• _Exercise details_: Which lines in the records below contain the word "page"? Return each of them.
── Provided records ──
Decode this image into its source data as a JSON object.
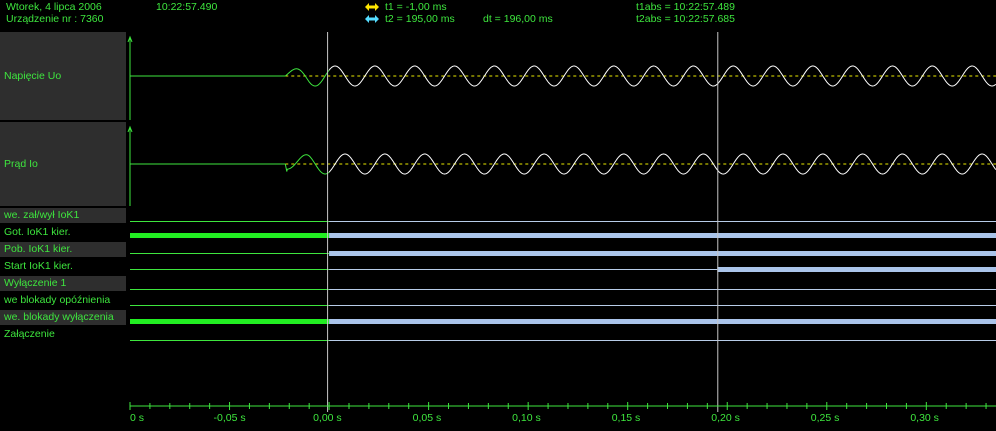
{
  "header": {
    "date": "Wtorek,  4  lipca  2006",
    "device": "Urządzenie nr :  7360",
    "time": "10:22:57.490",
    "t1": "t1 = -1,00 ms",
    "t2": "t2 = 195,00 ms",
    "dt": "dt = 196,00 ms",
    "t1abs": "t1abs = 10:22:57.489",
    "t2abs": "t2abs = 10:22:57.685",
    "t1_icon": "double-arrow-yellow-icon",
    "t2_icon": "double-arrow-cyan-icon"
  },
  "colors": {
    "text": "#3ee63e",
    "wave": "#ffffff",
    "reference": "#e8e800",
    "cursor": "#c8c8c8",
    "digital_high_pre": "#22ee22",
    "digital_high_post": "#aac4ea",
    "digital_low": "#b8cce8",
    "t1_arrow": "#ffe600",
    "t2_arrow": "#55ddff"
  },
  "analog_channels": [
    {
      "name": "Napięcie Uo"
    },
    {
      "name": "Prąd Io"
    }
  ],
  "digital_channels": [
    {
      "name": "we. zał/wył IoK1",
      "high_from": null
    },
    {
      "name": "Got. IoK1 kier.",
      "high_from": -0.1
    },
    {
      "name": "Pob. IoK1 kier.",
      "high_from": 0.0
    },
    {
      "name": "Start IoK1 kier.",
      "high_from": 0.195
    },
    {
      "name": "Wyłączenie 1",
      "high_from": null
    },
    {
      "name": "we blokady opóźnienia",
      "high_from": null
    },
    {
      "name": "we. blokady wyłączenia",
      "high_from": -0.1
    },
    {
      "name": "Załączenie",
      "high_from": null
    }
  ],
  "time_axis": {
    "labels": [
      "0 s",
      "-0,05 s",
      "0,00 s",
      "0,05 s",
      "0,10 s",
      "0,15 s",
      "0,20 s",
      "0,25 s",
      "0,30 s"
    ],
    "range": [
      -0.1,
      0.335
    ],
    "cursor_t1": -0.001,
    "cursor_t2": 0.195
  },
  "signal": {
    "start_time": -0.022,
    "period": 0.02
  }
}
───
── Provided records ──
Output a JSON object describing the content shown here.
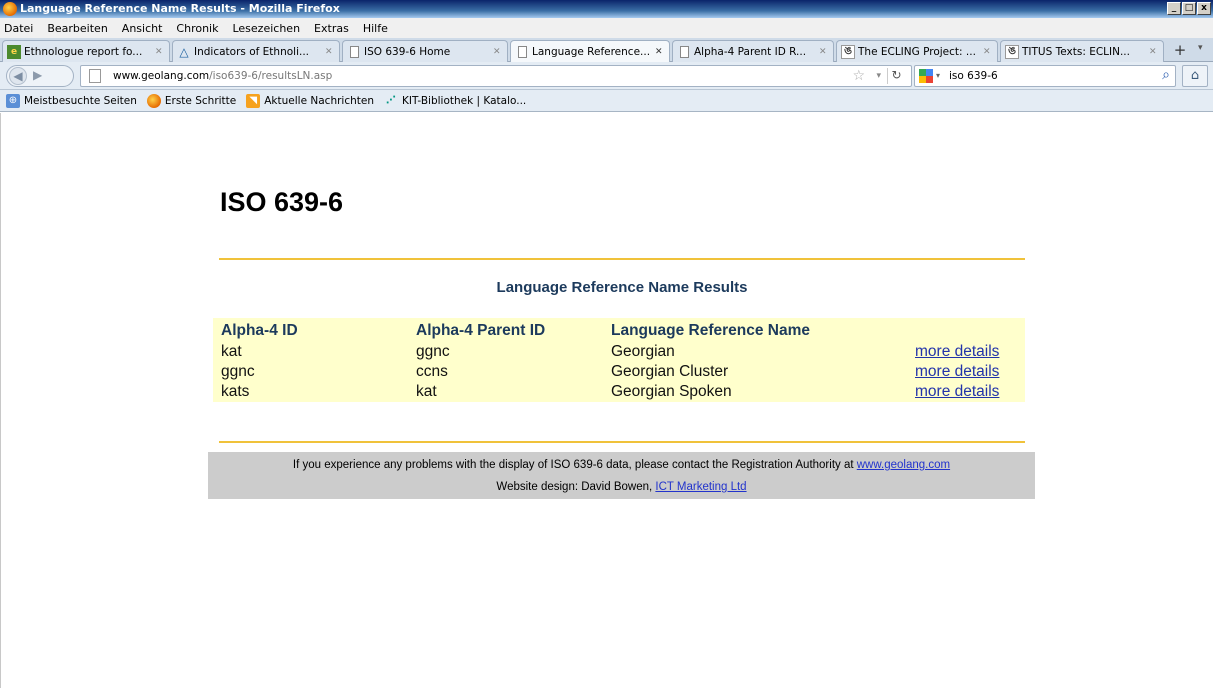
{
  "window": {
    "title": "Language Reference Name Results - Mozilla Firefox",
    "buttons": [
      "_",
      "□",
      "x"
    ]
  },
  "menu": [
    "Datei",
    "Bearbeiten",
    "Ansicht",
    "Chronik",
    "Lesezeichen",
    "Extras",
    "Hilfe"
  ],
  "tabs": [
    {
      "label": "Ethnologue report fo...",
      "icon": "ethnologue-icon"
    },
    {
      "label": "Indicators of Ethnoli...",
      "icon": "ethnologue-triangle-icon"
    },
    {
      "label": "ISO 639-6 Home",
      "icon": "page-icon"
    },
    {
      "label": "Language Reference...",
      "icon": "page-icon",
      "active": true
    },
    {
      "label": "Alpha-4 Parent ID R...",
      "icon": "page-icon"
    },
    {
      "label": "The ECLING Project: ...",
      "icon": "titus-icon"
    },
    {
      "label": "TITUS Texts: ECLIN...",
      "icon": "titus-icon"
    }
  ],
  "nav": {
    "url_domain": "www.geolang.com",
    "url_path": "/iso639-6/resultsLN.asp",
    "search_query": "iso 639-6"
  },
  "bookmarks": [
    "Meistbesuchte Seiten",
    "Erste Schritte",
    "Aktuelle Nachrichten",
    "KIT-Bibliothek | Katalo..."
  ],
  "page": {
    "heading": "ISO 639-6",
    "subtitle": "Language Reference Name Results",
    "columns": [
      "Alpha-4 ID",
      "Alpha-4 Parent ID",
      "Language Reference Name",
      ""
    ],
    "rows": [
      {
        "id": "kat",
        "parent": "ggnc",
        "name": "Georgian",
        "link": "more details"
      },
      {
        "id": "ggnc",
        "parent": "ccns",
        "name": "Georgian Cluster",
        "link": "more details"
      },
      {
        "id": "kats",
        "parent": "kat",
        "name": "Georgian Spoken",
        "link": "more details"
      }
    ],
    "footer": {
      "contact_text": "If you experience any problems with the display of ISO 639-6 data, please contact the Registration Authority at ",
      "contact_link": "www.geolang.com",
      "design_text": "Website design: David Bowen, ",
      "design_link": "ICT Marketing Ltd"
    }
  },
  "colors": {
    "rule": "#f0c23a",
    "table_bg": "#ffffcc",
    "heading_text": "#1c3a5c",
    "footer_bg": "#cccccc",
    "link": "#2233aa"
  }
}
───
• _Solution to the exercise_:
      "icon": "page-icon"
      "icon": "page-icon",
      "icon": "page-icon"
  "page": {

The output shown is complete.